== Exercise goal ==
In the listing that follows, how many lines contain the string "Давление"? Provide only the number.

====== Data for this task ======

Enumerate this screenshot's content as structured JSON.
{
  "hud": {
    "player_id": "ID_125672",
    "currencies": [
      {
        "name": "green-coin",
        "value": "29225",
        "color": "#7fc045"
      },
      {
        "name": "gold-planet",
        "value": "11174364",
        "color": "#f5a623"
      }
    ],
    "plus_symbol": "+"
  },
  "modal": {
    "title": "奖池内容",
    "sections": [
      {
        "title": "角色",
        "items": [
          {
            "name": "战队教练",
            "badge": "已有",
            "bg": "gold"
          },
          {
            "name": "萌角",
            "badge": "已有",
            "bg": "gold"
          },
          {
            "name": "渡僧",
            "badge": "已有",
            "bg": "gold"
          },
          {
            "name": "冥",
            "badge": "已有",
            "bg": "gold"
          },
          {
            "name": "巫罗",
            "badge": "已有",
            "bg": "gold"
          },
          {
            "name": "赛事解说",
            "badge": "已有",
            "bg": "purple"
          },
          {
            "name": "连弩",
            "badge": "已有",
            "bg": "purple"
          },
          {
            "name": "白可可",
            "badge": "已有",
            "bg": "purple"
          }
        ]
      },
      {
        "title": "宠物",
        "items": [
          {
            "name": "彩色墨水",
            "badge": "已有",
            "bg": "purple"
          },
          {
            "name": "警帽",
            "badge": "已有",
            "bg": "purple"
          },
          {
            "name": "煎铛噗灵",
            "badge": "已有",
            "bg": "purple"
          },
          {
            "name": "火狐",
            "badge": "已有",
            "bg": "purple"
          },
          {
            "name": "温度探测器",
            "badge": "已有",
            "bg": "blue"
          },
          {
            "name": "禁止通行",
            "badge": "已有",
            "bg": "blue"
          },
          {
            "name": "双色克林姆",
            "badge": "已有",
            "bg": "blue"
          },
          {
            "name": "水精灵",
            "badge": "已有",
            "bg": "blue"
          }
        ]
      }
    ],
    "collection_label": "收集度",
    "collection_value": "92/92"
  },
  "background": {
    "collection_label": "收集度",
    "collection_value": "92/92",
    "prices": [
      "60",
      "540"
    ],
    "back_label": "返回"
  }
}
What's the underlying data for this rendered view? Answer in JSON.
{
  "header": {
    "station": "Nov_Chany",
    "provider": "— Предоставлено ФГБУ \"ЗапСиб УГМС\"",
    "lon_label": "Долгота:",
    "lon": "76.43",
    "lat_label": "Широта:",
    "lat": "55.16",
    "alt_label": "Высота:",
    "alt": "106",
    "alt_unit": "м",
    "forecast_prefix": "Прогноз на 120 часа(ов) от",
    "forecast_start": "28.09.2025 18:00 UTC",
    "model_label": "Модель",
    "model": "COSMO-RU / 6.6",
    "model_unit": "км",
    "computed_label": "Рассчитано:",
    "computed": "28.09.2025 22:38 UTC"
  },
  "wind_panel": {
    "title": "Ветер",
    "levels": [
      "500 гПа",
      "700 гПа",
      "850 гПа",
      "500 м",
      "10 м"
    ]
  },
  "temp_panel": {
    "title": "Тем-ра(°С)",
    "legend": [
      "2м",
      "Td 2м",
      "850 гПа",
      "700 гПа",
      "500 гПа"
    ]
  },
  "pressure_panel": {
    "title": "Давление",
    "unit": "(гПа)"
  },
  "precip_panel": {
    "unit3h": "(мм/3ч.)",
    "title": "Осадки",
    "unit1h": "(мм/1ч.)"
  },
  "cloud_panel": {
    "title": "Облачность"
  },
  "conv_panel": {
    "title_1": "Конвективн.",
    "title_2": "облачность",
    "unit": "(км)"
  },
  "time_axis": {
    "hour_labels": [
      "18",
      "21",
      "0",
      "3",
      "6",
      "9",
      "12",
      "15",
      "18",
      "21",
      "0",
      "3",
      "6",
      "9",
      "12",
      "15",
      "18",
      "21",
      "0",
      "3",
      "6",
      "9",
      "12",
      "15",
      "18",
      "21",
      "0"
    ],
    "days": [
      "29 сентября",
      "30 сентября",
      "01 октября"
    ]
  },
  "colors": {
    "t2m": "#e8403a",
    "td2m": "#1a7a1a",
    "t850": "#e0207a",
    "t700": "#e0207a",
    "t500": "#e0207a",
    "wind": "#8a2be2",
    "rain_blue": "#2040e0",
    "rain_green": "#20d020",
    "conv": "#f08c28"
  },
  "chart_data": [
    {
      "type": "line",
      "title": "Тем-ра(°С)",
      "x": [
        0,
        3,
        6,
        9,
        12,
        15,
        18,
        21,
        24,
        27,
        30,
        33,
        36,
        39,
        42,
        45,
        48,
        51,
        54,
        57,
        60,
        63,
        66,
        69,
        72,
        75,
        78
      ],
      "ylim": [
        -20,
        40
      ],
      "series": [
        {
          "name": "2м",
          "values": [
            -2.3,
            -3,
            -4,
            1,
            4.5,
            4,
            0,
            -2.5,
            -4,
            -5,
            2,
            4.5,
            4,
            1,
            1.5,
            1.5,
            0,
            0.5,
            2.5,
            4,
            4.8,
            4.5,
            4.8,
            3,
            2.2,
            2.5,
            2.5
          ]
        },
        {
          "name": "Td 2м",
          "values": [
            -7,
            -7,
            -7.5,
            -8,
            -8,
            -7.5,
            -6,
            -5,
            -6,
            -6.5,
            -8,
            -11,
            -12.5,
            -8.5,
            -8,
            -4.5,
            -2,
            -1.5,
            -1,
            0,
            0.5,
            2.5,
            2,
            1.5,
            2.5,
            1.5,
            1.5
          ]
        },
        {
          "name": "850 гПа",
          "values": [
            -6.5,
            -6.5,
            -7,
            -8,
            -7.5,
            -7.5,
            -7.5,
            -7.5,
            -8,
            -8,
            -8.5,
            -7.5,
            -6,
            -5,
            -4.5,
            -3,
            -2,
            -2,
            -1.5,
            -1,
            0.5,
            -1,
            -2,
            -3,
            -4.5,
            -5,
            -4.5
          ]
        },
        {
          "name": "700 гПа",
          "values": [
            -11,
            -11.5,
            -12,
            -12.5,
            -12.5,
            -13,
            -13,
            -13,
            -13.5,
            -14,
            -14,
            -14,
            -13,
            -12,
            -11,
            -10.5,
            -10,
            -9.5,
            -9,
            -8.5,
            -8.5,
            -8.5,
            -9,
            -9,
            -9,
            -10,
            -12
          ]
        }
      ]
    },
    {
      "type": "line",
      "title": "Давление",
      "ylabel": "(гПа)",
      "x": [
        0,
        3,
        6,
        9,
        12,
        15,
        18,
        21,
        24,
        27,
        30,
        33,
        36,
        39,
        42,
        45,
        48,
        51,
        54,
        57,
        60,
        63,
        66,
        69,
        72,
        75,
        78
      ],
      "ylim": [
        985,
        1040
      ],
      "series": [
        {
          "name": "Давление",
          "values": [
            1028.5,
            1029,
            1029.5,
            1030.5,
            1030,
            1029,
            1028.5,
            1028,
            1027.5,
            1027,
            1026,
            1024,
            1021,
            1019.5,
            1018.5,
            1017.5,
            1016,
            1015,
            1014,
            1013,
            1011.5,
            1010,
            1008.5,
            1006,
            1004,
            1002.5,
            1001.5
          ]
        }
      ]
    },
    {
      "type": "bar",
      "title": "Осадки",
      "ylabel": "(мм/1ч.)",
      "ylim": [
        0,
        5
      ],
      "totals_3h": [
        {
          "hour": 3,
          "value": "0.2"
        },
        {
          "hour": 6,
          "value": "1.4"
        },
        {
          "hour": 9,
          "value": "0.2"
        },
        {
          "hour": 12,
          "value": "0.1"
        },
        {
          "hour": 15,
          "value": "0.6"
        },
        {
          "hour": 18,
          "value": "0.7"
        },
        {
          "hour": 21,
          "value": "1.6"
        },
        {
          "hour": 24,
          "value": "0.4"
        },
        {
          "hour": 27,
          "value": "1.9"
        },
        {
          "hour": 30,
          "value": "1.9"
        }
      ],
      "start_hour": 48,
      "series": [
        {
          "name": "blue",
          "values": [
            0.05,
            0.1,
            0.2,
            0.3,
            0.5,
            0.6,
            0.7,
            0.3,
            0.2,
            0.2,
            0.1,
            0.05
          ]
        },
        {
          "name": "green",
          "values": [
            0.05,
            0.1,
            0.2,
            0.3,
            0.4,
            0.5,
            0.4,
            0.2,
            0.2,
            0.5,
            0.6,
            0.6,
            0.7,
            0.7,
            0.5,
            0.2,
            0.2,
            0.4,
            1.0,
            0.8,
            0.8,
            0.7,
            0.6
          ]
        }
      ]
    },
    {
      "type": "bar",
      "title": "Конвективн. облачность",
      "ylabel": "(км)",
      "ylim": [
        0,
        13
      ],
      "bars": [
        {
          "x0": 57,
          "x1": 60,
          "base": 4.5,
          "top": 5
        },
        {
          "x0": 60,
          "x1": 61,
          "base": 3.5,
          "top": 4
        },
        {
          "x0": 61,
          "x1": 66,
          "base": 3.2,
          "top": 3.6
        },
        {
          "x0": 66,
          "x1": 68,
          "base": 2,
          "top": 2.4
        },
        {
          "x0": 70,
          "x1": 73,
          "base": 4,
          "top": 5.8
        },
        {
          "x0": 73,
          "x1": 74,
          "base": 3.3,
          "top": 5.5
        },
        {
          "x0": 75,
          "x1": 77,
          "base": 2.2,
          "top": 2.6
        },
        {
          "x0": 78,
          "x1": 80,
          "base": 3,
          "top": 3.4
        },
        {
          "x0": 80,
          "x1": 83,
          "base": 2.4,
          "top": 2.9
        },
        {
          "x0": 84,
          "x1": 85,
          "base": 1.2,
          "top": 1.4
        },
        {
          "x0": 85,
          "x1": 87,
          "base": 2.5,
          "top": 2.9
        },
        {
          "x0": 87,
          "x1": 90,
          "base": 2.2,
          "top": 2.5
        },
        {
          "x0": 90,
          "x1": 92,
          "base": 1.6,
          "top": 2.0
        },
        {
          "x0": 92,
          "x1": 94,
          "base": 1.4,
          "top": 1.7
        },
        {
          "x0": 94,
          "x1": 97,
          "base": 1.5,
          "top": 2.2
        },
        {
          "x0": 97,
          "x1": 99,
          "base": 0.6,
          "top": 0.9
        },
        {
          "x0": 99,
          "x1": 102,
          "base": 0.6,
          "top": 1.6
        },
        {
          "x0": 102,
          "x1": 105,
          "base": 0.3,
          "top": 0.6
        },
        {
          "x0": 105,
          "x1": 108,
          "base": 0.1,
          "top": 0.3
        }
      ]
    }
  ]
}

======

== Result ==
3